---- EXERCISE INPUT
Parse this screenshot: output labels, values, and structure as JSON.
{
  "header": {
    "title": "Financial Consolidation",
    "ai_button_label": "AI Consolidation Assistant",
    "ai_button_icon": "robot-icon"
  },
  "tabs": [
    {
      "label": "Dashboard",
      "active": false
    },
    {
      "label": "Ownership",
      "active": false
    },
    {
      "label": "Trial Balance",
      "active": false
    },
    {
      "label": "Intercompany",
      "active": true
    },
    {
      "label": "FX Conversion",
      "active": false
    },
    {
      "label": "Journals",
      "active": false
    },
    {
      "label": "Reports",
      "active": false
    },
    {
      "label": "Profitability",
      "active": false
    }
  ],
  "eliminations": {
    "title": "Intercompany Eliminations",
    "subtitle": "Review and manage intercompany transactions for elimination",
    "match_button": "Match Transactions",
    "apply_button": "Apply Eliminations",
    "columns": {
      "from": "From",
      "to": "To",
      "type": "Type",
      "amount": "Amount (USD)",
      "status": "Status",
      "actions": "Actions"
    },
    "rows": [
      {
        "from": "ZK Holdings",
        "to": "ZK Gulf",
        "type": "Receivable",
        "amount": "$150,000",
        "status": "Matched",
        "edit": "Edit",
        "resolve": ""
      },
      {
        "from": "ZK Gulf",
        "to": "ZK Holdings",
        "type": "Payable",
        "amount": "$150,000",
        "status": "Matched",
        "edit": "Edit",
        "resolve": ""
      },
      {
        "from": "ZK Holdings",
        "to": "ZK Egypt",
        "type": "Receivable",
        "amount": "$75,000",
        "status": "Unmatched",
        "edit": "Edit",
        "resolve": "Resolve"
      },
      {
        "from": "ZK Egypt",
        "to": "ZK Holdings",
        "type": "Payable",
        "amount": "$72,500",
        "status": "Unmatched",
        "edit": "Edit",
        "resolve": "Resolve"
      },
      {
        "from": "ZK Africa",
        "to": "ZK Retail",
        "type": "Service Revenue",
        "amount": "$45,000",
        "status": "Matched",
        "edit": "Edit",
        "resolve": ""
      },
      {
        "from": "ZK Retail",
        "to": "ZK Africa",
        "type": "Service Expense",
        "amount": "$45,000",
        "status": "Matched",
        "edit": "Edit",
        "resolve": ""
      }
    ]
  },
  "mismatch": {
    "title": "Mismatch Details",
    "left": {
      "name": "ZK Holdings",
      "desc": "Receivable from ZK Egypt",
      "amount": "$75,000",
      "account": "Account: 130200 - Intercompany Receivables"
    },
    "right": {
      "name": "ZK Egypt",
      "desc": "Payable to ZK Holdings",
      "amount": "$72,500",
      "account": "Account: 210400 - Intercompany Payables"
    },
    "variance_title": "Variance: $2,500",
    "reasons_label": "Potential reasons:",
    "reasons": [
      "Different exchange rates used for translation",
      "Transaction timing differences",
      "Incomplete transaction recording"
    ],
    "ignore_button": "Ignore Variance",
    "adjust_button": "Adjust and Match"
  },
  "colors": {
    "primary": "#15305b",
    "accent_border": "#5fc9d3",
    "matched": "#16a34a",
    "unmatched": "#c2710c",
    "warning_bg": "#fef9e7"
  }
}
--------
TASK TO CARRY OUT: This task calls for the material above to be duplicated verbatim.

WRITTEN ANSWER:
Parse this screenshot: output labels, values, and structure as JSON.
{
  "header": {
    "title": "Financial Consolidation",
    "ai_button_label": "AI Consolidation Assistant",
    "ai_button_icon": "robot-icon"
  },
  "tabs": [
    {
      "label": "Dashboard",
      "active": false
    },
    {
      "label": "Ownership",
      "active": false
    },
    {
      "label": "Trial Balance",
      "active": false
    },
    {
      "label": "Intercompany",
      "active": true
    },
    {
      "label": "FX Conversion",
      "active": false
    },
    {
      "label": "Journals",
      "active": false
    },
    {
      "label": "Reports",
      "active": false
    },
    {
      "label": "Profitability",
      "active": false
    }
  ],
  "eliminations": {
    "title": "Intercompany Eliminations",
    "subtitle": "Review and manage intercompany transactions for elimination",
    "match_button": "Match Transactions",
    "apply_button": "Apply Eliminations",
    "columns": {
      "from": "From",
      "to": "To",
      "type": "Type",
      "amount": "Amount (USD)",
      "status": "Status",
      "actions": "Actions"
    },
    "rows": [
      {
        "from": "ZK Holdings",
        "to": "ZK Gulf",
        "type": "Receivable",
        "amount": "$150,000",
        "status": "Matched",
        "edit": "Edit",
        "resolve": ""
      },
      {
        "from": "ZK Gulf",
        "to": "ZK Holdings",
        "type": "Payable",
        "amount": "$150,000",
        "status": "Matched",
        "edit": "Edit",
        "resolve": ""
      },
      {
        "from": "ZK Holdings",
        "to": "ZK Egypt",
        "type": "Receivable",
        "amount": "$75,000",
        "status": "Unmatched",
        "edit": "Edit",
        "resolve": "Resolve"
      },
      {
        "from": "ZK Egypt",
        "to": "ZK Holdings",
        "type": "Payable",
        "amount": "$72,500",
        "status": "Unmatched",
        "edit": "Edit",
        "resolve": "Resolve"
      },
      {
        "from": "ZK Africa",
        "to": "ZK Retail",
        "type": "Service Revenue",
        "amount": "$45,000",
        "status": "Matched",
        "edit": "Edit",
        "resolve": ""
      },
      {
        "from": "ZK Retail",
        "to": "ZK Africa",
        "type": "Service Expense",
        "amount": "$45,000",
        "status": "Matched",
        "edit": "Edit",
        "resolve": ""
      }
    ]
  },
  "mismatch": {
    "title": "Mismatch Details",
    "left": {
      "name": "ZK Holdings",
      "desc": "Receivable from ZK Egypt",
      "amount": "$75,000",
      "account": "Account: 130200 - Intercompany Receivables"
    },
    "right": {
      "name": "ZK Egypt",
      "desc": "Payable to ZK Holdings",
      "amount": "$72,500",
      "account": "Account: 210400 - Intercompany Payables"
    },
    "variance_title": "Variance: $2,500",
    "reasons_label": "Potential reasons:",
    "reasons": [
      "Different exchange rates used for translation",
      "Transaction timing differences",
      "Incomplete transaction recording"
    ],
    "ignore_button": "Ignore Variance",
    "adjust_button": "Adjust and Match"
  },
  "colors": {
    "primary": "#15305b",
    "accent_border": "#5fc9d3",
    "matched": "#16a34a",
    "unmatched": "#c2710c",
    "warning_bg": "#fef9e7"
  }
}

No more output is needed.